And now, this week, so much is riding on J.J. Abrams’ final installment, because this is what all of this has been leading to. The redemption theme of “Star Wars” will wrap up, one way or another, through the character of Ben Solo, whose shadow self is known as Kylo Ren, and whose conflict between light and darkness has driven both of the last two episodes in the story.
Ben Solo is maybe my favorite “Star Wars” character. Like Darth Vader before him, he has committed murderous acts and acted selfishly. But unlike Darth Vader, a middle-aged man who turned to the Dark Side ages ago, Ben/Kylo still, as of now, has the rest of his life ahead of him. When Vader turned to the Light, becoming Anakin Skywalker again, he was old, and had already lived a life of evil. If Kylo Ren can turn back to the Light now, “Star Wars” could have a truly happy ending.
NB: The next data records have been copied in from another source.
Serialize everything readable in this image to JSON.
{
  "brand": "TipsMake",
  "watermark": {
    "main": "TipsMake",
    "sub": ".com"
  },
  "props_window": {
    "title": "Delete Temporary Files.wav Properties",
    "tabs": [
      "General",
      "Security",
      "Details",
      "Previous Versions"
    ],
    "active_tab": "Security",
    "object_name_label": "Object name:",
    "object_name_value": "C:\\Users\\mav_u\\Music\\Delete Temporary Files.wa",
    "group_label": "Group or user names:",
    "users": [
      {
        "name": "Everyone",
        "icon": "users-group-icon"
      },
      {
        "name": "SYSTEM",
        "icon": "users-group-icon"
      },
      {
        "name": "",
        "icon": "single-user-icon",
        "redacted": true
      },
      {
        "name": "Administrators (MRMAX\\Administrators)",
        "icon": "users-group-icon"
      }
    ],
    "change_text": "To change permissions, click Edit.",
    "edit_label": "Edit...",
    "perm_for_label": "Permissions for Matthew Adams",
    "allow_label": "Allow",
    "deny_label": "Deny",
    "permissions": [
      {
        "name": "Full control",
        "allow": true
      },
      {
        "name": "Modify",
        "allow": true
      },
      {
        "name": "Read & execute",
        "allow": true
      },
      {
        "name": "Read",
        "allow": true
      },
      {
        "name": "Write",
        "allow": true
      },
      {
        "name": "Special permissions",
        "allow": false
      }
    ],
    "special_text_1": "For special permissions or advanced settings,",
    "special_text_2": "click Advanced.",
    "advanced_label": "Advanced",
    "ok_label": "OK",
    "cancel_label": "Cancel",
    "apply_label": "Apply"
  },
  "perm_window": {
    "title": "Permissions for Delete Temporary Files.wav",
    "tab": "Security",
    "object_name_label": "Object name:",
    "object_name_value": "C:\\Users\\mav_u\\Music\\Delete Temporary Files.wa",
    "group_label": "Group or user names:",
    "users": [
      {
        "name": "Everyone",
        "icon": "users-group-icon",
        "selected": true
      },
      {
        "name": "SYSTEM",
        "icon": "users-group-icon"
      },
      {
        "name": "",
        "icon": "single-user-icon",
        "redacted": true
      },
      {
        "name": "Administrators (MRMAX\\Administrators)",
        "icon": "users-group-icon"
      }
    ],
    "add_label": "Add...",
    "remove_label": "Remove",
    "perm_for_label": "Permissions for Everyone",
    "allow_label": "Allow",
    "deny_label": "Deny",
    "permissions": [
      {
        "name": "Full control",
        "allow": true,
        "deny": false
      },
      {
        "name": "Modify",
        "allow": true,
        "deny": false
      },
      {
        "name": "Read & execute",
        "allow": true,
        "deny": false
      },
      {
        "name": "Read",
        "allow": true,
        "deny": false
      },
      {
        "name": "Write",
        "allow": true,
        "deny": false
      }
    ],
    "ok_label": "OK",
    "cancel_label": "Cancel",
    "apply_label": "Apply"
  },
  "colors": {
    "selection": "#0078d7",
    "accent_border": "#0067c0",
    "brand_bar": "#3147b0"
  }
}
I want, so badly, for Ben Solo to turn back to the Light and — although this is a subject for another time — ride off into the binary sunset with Rey, their relationship having transformed from enemies to allies to lovers. (I mean what else can I hope for after that trailer where Ben walks out in the rain toward Rey, looking like the Byronic hero snack he always was?)
But “Reylo” hopes and dreams aside, at the very least, I want Ben Solo to be redeemed and — this is important to me — not to die as part of his redemption. What a bold and important idea it would be for the self-sacrifice of Vader to turn out to be only the middle chapter in this story, that the actual ending of the “Star Wars” saga is that after decades of tragedy, the next generation can have the peace that their parents never could.
That’s what I want to happen. I’m trying to prepare to be disappointed. But if redemption is in fact in the cards for this episode, I will be so grateful. It will feel like a gift.
My generation is right to demand accountability of those in power. This good impulse has sometimes, lately, involved “canceling” those who hurt and abuse others. I hope this necessary but reactionary approach can lead toward a form of healing that is ultimately more peaceful and reconciliatory. We are starving for more stories of people messing up — in a big way — and working through their sins toward a true repentance.
Without those stories, I don’t think we can even comprehend a world where real repentance is even possible.
We don’t currently live in that world, really. Harvey Weinstein isn’t paying or reconciling for his alleged manifold abuse. Our criminal justice system locks people away but rarely creates opportunities for true justice to be born.
But if Darth Vader can repent and turn to the Light, we should demand nothing less from the real-life villains in our world, and we should have the imagination to see them as capable of redemption in the first place. We should be able to hold space for Ben Solo’s anguished face as well as his violent outbursts. We should see and feel empathy for his guilt for killing his father and we should not pretend it is acceptable to kill your father.
It’s a special kind of anguish to sit down and watch a film that I already have such high hopes and expectations for. But in the end, I know that even if I think the resolution J.J. gives the final episode is a complete mess, I’ll be able to forgive.
If there’s one thing “Star Wars” has taught me about forgiveness, it’s that we all need it.